Monday, August 18, 2008

Kermit comes home

Kermit left his home of the past 15 months at TechShop, and made the 10 mile trip back to my house in Mountain View this evening. It was a little bit nervewracking setting out on the open road for the first time, but we made it without assistance from AAA. I set the maximum current to the motor at 30 amps, and limited the maximum RPM to about 3600, so I definitely didn't set any speed records. It was a trick accelerating from a stop through certain traffic lights before they turned yellow again, and I'm sure I irritated more than one other driver. Accelerating from 0-5 mph was very difficult, with torque not picking up until the car got going a bit. Once rolling, though, it felt peppy, at least compared with the stodgy original acceleration.

I need to fiddle with the voltage, current and frequency parameters a bit until I get acceptable performance. Mostly, I wanted to be assured of getting home without overheating my motor, which was no problem. I could hold my hand on the motor once I got home.

It feels really good to have come this far. Even though the car is by no means done, it is a usable means of transport at this point, and I will be driving it to work and dragging groceries home.

I'll keep updating this space with further news as Kermit rolls on.

We don't need no stinkin' capacitors

One solution for the inrush shenanigans described in the last post is to construct an inrush limiting circuit with a large resistor and a contactor- the capacitor is charged through the resistor until the operating voltage is reached, when the contactor is closed, bypassing the resistor.

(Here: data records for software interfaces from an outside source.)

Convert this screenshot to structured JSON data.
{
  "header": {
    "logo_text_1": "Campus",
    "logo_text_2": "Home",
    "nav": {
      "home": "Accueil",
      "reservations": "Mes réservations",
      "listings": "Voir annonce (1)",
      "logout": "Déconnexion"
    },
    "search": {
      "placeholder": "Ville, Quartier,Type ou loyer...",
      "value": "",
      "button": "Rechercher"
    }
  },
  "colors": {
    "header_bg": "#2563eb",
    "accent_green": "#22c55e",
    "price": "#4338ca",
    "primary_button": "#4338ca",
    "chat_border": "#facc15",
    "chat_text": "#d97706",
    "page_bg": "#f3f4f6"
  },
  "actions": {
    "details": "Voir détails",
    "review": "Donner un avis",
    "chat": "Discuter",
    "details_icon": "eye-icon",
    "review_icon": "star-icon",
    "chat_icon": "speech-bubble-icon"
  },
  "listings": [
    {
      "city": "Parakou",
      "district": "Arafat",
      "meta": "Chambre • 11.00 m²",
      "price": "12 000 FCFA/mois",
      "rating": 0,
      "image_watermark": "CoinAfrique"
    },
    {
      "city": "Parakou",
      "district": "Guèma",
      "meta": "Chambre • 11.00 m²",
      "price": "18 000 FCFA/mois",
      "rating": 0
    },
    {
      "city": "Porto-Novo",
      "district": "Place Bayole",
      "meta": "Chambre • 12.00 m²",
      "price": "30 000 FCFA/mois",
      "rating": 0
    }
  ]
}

The other way is to yank out the capacitor. The purpose of the capacitor is to filter the rectified AC mains supply so that it is a smooth DC source for the inverter. A battery is already a nice smooth DC source, so the capacitor isn't really needed. I already ditched the 20-plus pound inductor that was the other part of the line filter, so I had no qualms about getting rid of the capacitor. Luckily, the capacitor was its own easily removable module:
The other plus is now the inverter can be put in a much smaller box, and will have considerably less need for interior ventilation, making weather sealing a possibility.

Of course I tested the capacitorless inverter/motor setup the way my pappy taught me -- by revvin' er up real good a few times.